## Requirement
When the string "JSON" occurs in a line of the records, show that line.

════════════════════

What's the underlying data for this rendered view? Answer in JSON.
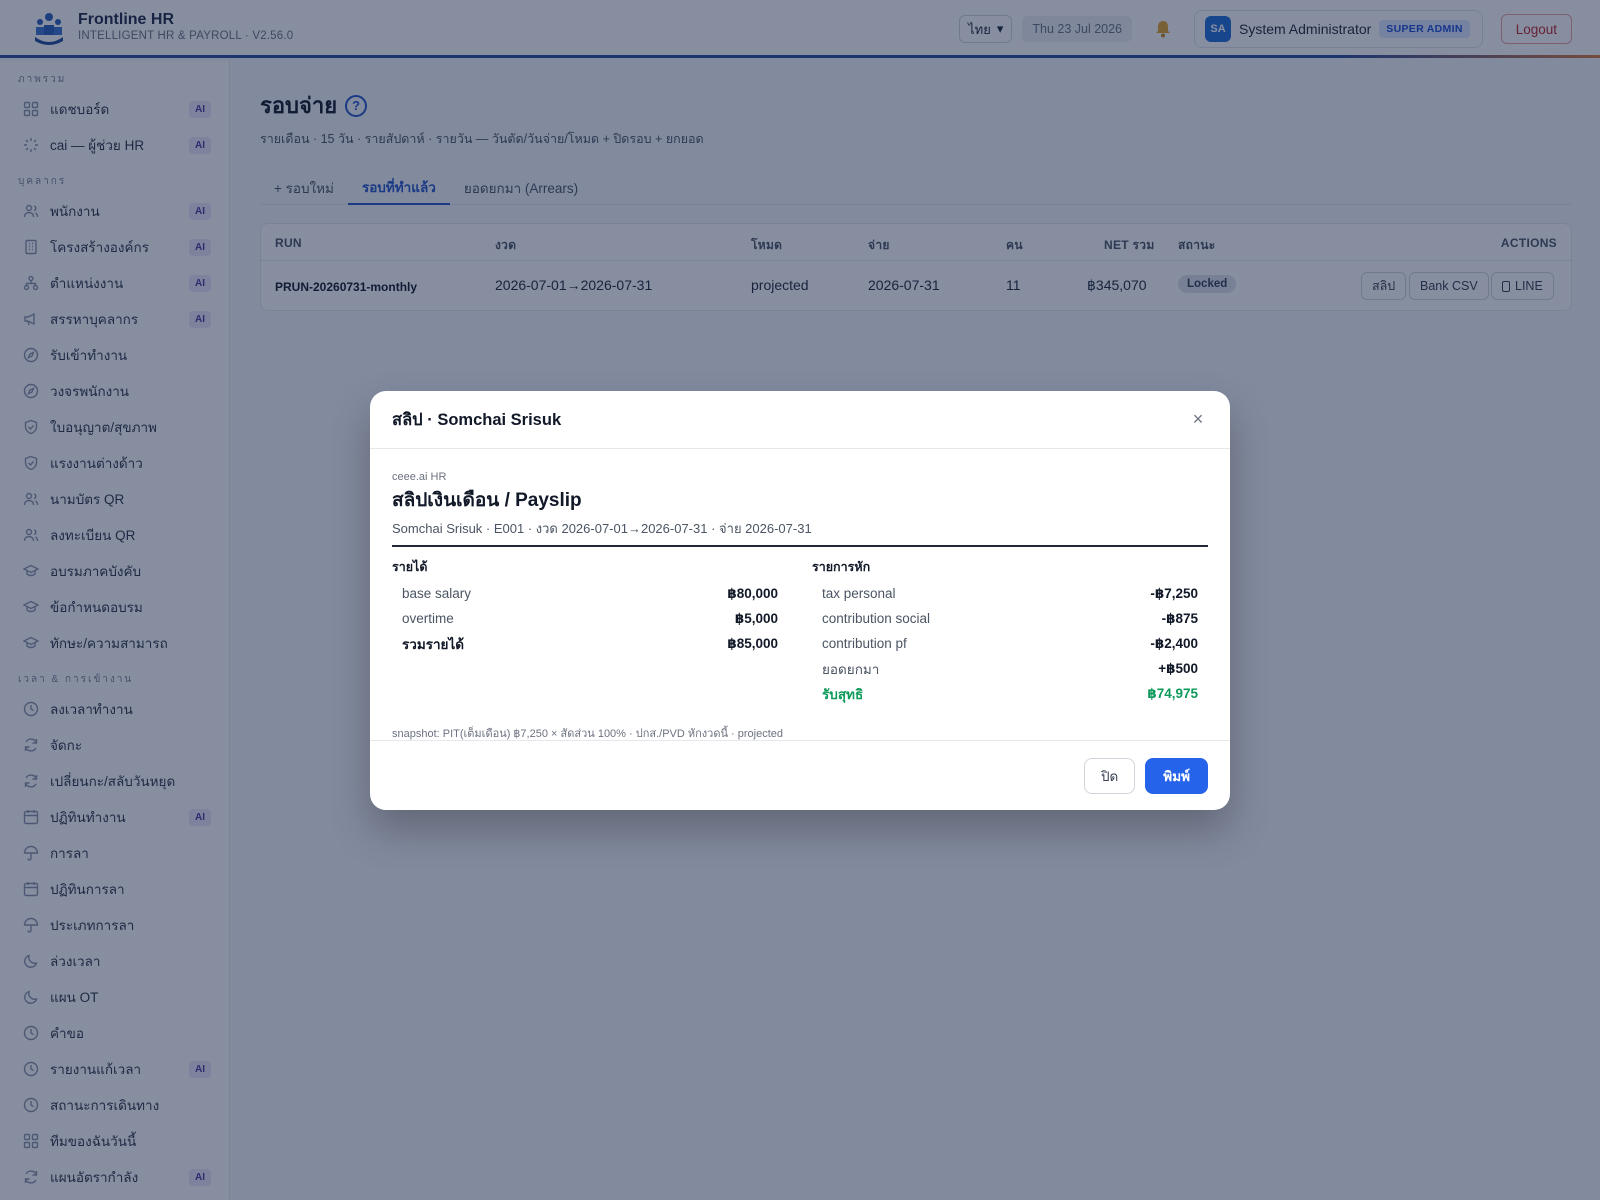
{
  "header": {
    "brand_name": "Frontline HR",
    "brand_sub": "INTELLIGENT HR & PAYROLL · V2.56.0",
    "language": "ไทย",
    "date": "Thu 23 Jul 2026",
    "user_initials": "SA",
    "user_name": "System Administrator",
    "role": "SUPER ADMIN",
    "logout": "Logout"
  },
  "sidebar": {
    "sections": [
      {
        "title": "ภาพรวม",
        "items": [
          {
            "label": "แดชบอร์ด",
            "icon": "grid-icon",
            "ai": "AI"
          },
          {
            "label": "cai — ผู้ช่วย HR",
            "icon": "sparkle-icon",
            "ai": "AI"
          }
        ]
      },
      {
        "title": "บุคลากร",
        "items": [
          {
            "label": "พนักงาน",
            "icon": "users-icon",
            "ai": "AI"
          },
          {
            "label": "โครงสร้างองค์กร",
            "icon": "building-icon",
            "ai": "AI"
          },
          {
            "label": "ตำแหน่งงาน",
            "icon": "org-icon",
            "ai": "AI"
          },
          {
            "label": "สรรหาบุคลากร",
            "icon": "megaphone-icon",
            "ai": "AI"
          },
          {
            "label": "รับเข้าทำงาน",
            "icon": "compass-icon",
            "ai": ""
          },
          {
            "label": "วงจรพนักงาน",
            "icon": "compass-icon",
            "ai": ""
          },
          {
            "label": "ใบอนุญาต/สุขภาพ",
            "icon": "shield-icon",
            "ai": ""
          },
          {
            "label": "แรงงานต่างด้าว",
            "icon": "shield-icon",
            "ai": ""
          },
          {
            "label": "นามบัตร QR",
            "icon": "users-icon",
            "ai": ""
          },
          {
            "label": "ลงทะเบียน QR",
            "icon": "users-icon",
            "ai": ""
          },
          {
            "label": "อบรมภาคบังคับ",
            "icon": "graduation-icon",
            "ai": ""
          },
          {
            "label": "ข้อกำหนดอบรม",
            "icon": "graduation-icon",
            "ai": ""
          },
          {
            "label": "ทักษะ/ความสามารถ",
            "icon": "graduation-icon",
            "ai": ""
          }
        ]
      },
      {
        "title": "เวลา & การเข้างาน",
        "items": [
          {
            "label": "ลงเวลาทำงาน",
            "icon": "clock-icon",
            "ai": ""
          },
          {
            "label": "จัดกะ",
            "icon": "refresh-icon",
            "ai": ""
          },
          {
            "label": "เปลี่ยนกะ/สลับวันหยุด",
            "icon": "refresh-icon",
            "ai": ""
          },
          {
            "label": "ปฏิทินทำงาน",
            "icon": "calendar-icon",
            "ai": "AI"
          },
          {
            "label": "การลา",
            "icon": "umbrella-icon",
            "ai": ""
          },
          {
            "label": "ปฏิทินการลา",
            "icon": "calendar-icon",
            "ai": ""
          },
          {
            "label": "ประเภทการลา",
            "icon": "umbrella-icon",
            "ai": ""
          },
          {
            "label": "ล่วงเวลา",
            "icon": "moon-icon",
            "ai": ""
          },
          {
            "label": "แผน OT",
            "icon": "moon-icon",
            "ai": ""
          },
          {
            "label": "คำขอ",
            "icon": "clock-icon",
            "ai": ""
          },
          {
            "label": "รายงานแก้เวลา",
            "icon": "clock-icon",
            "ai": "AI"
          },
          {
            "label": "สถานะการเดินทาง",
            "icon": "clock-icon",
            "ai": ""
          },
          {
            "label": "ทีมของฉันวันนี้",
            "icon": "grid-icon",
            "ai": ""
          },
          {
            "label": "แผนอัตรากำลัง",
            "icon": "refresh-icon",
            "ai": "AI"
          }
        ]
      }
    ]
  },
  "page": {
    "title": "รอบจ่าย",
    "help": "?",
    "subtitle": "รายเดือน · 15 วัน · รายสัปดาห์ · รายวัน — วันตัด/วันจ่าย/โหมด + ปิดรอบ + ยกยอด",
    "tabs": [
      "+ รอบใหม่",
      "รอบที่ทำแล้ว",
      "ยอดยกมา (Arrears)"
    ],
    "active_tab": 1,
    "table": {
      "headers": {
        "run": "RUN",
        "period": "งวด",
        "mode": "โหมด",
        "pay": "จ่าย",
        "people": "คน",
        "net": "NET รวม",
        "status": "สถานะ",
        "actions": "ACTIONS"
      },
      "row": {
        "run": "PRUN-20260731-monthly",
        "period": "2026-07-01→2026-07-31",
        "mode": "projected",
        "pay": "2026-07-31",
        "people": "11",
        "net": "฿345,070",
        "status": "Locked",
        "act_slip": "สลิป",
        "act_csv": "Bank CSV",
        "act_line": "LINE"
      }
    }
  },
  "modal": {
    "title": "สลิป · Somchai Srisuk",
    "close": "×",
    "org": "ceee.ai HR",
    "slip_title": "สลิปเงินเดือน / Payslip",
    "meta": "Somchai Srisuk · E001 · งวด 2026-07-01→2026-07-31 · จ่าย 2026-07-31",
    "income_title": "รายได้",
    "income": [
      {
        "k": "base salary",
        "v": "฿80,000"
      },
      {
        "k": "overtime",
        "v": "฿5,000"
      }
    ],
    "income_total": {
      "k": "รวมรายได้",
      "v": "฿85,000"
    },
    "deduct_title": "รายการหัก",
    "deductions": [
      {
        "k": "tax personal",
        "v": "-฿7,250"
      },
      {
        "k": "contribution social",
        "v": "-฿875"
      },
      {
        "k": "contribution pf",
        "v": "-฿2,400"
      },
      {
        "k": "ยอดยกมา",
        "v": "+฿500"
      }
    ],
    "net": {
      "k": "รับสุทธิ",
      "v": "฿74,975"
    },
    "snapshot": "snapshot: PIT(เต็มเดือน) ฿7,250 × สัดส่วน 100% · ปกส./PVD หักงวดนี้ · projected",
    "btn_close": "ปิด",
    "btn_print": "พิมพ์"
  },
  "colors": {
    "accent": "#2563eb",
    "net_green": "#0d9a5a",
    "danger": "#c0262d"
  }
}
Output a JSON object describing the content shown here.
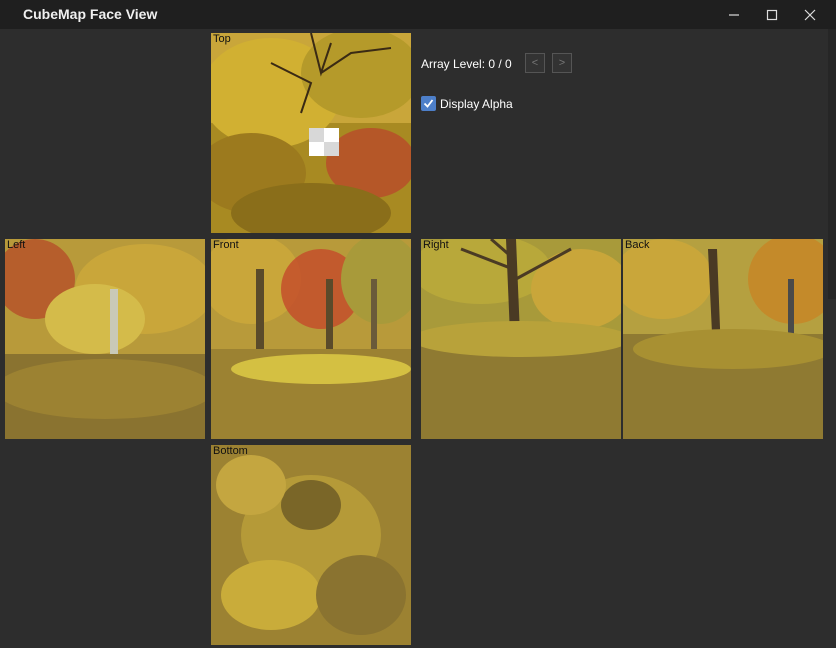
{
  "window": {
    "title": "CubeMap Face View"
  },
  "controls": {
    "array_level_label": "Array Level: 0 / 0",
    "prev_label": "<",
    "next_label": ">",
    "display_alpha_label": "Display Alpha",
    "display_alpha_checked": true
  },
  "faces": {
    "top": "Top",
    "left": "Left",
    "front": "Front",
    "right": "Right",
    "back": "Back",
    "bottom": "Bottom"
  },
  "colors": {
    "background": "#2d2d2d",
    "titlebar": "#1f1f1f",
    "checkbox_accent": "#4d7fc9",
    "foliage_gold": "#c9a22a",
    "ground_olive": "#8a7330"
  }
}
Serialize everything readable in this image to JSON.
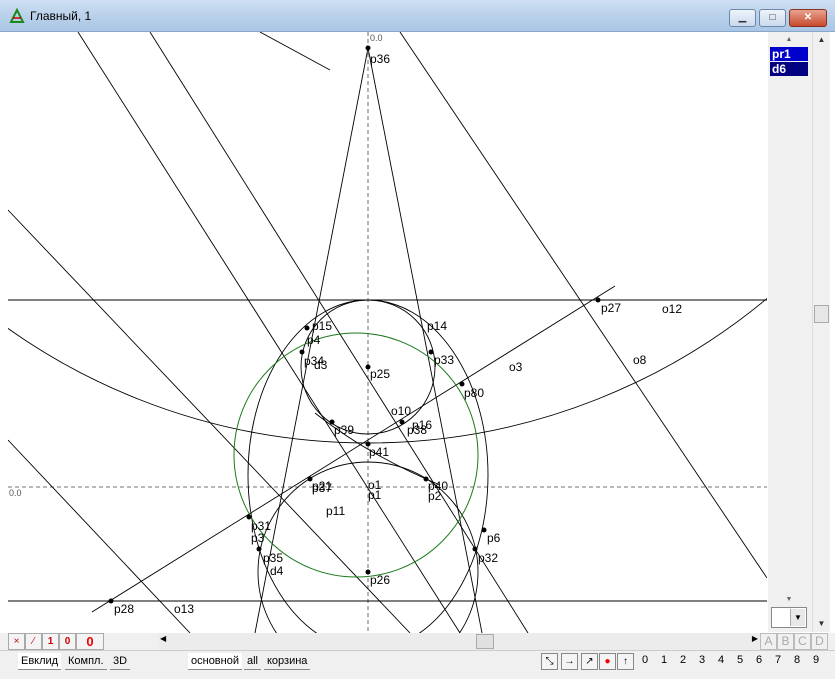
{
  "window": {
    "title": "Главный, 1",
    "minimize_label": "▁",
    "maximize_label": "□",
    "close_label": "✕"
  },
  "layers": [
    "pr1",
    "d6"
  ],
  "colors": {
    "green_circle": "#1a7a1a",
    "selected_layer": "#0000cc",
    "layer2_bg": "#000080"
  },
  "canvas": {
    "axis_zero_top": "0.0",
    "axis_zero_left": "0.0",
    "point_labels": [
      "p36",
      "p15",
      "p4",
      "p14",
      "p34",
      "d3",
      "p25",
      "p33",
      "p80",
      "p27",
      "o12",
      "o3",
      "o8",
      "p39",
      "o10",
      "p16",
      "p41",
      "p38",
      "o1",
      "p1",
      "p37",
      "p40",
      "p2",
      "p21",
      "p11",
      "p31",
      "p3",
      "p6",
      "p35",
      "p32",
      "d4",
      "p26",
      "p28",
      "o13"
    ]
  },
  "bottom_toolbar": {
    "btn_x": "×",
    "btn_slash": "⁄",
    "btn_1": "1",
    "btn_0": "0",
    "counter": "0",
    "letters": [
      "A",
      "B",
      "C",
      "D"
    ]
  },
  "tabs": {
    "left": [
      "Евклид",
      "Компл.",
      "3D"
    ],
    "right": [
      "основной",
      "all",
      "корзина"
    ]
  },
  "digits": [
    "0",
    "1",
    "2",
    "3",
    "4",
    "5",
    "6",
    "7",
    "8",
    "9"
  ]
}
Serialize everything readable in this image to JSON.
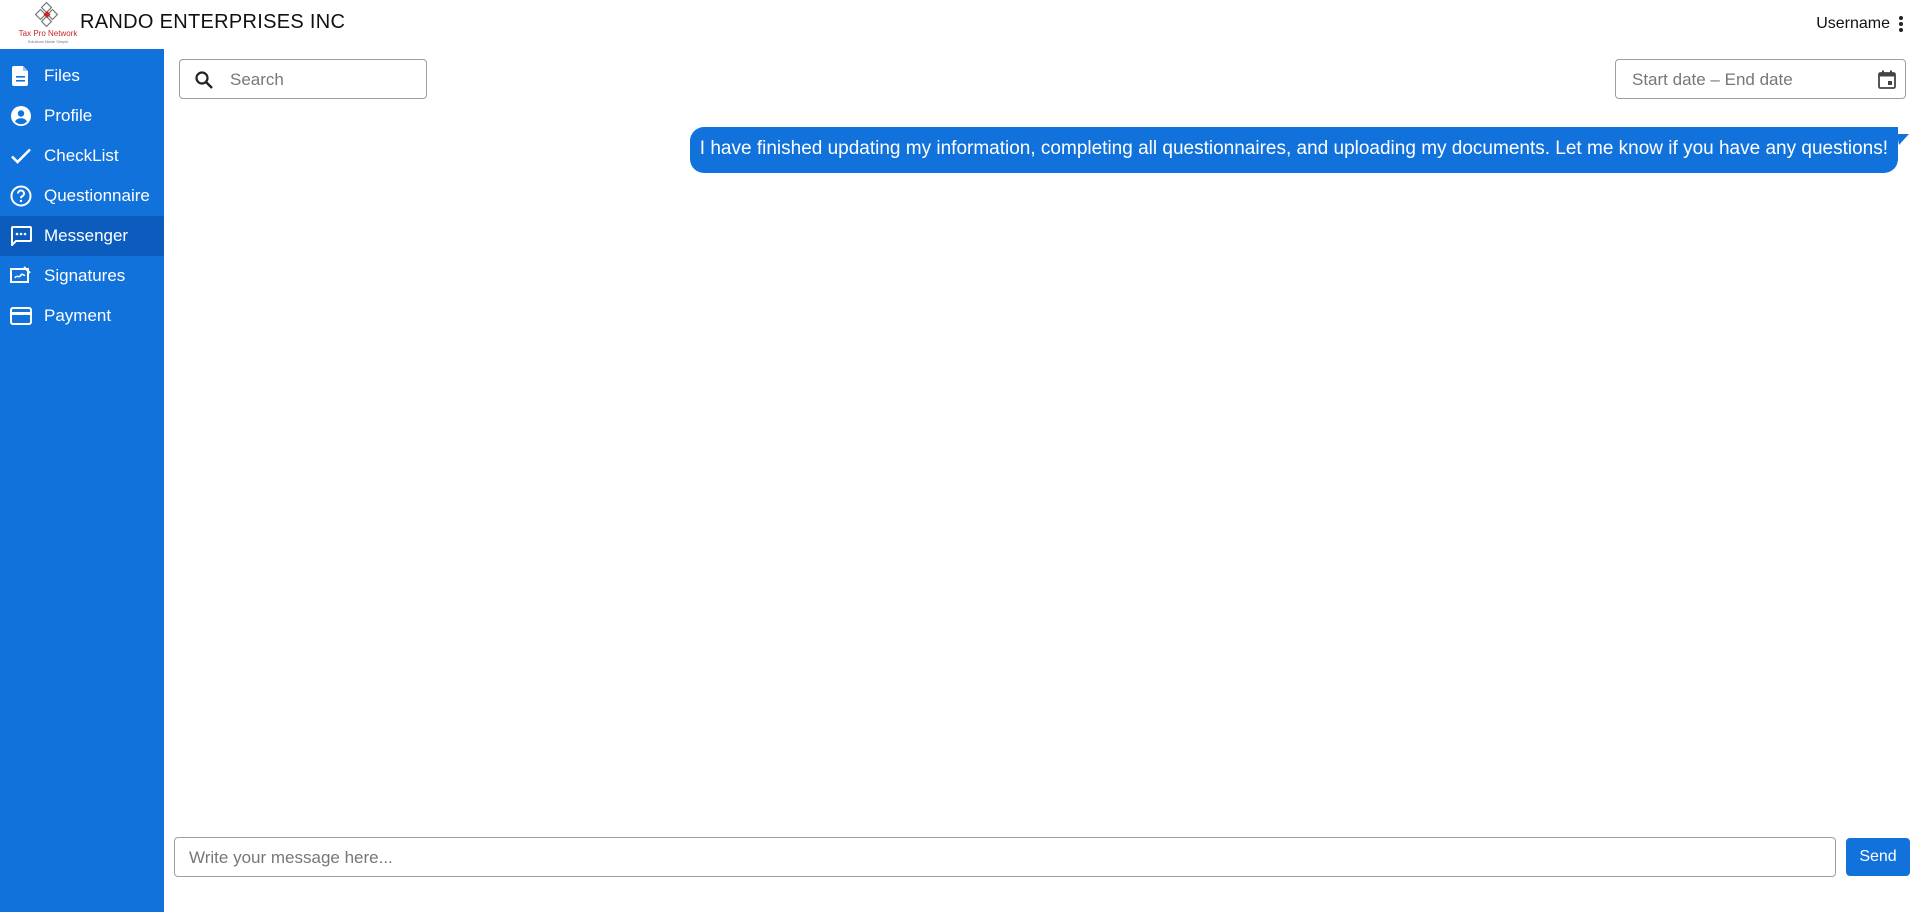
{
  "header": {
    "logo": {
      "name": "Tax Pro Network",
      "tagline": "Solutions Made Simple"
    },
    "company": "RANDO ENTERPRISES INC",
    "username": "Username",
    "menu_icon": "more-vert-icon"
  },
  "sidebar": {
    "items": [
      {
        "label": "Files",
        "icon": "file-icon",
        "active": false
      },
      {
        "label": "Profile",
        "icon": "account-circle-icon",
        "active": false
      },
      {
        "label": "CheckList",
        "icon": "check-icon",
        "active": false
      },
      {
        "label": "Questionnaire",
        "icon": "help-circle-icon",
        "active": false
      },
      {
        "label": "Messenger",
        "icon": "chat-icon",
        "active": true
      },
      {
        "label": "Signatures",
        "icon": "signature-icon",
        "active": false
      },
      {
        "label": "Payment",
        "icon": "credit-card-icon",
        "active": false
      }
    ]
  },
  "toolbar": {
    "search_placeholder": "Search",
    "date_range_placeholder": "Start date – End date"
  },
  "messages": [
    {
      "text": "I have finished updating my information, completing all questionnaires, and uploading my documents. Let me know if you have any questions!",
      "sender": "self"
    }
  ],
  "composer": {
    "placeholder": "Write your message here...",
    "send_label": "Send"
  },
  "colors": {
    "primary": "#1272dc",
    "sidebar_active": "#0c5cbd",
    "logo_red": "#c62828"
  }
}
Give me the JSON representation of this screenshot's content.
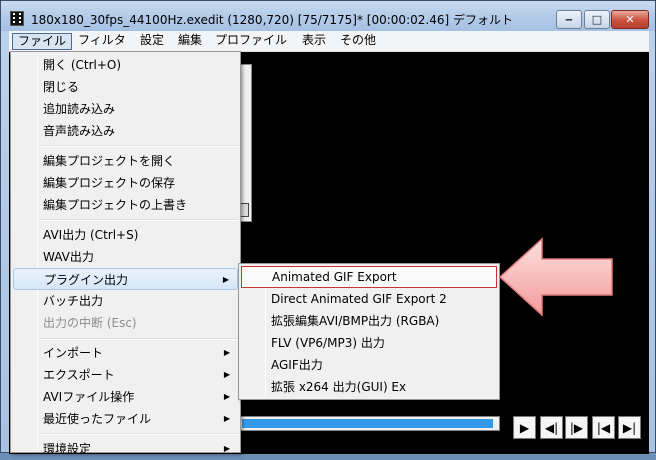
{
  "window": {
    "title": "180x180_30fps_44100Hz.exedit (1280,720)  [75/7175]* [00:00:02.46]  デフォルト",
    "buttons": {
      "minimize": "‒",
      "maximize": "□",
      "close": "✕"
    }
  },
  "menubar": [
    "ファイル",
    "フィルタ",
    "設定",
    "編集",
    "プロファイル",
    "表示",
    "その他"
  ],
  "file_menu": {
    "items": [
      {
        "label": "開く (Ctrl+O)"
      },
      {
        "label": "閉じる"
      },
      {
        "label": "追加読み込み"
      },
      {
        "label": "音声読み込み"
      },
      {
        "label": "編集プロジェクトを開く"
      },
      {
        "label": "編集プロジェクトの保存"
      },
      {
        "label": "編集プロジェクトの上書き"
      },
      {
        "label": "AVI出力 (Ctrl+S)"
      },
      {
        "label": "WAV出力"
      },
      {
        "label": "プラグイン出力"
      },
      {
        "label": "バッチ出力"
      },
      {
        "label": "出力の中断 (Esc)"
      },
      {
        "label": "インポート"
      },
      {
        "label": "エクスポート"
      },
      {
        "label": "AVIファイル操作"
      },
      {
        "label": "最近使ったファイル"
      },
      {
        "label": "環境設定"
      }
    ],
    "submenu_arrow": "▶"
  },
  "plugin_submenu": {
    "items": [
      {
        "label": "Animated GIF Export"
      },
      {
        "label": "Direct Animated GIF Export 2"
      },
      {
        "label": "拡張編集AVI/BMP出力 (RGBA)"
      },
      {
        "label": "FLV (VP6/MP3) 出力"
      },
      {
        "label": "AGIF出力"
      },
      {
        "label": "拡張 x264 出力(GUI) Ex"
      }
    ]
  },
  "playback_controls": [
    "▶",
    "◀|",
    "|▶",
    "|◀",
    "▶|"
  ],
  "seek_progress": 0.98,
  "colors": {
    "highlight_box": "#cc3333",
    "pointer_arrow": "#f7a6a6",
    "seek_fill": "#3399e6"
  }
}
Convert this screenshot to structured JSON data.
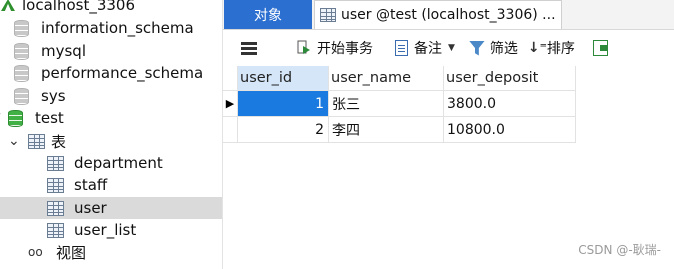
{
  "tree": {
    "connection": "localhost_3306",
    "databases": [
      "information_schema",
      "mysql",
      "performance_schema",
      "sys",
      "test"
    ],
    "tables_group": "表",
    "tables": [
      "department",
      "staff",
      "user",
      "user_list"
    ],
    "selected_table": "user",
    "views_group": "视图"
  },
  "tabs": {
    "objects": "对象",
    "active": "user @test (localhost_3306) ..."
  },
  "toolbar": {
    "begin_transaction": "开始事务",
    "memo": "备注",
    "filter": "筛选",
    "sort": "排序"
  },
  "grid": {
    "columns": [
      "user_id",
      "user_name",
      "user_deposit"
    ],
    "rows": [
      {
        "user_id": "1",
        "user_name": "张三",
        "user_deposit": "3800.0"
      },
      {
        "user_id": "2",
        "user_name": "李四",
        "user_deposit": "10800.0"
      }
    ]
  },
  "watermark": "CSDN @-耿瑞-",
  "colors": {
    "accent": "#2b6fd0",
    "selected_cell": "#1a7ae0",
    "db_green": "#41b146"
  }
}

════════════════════

## Answer section
What's the underlying data for this rendered view? Answer in JSON.
Output a JSON object describing the content shown here.
Serialize everything readable in this image to JSON.
Serialize everything readable in this image to JSON.
Give me the JSON representation of this screenshot's content.
Convert this screenshot to structured JSON data.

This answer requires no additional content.